Unfortunately, the two biggest issues I had were with the sound. The actors didn’t have body microphones, which in a small theater space like this is really not a necessity, but because of the thrust stage configuration with the audience sitting on three sides, there were many times when an actor would have their back to a portion of the audience and I couldn’t hear their lines. Several times throughout the show there were instrumental sound cues meant to underscore the dramatic moments of a scene, but I actually found them distracting and unnecessary. It was pulling focus from the action on the stage. The other sound cues, like the gun shots and radio, were great. It was just disappointing that I missed some of the witty dialogue because of these sound issues.

Special mention goes to Logan Broker for hair and wig design and to Cindy Tremmel for props. Mr. Broker crafted some amazing hair designs for these women and the wigs were cut and styled perfectly. There were a lot of props on the stage and Ms. Tremmel chose wisely. All the brushes, hairspray, curlers, and hairdryers blended seamlessly with the set.

This is a play about friendship, adversity, relationships, and the fragility of life. We could all learn a thing or two from these strong women. Go check out Theatre Frisco and watch these Steel Magnolias bloom.

Theatre Frisco
Frisco Discovery Center
8004 N. Dallas Parkway
Suite 200
Frisco, TX 75034
May 4th – 20th, 2018

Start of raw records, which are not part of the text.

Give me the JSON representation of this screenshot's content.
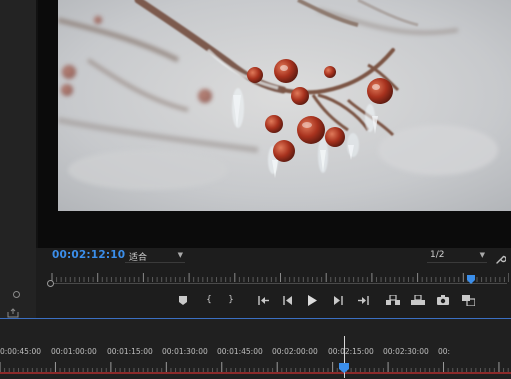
{
  "monitor": {
    "timecode": "00:02:12:10",
    "fit_value": "适合",
    "resolution_value": "1/2",
    "playhead_position": 0.93
  },
  "transport": {
    "buttons": [
      {
        "name": "add-marker-button",
        "icon": "marker-icon"
      },
      {
        "name": "mark-in-button",
        "icon": "mark-in-icon",
        "glyph": "{"
      },
      {
        "name": "mark-out-button",
        "icon": "mark-out-icon",
        "glyph": "}"
      },
      {
        "name": "go-to-in-button",
        "icon": "go-to-in-icon"
      },
      {
        "name": "step-back-button",
        "icon": "step-back-icon"
      },
      {
        "name": "play-button",
        "icon": "play-icon"
      },
      {
        "name": "step-forward-button",
        "icon": "step-forward-icon"
      },
      {
        "name": "go-to-out-button",
        "icon": "go-to-out-icon"
      },
      {
        "name": "insert-button",
        "icon": "insert-icon"
      },
      {
        "name": "overwrite-button",
        "icon": "overwrite-icon"
      },
      {
        "name": "export-frame-button",
        "icon": "camera-icon"
      },
      {
        "name": "button-editor-button",
        "icon": "button-editor-icon"
      }
    ]
  },
  "timeline": {
    "ruler_labels": [
      "0:00:45:00",
      "00:01:00:00",
      "00:01:15:00",
      "00:01:30:00",
      "00:01:45:00",
      "00:02:00:00",
      "00:02:15:00",
      "00:02:30:00",
      "00:"
    ],
    "playhead_time": "00:02:12:10"
  },
  "colors": {
    "timecode": "#3b8eea",
    "playhead": "#3b8eea",
    "panel_focus_border": "#3b6fc2",
    "work_area_bar": "#8c2a2a"
  }
}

Tickets: For dates, times, and ticket information go to or call the box office at 972-370-2266.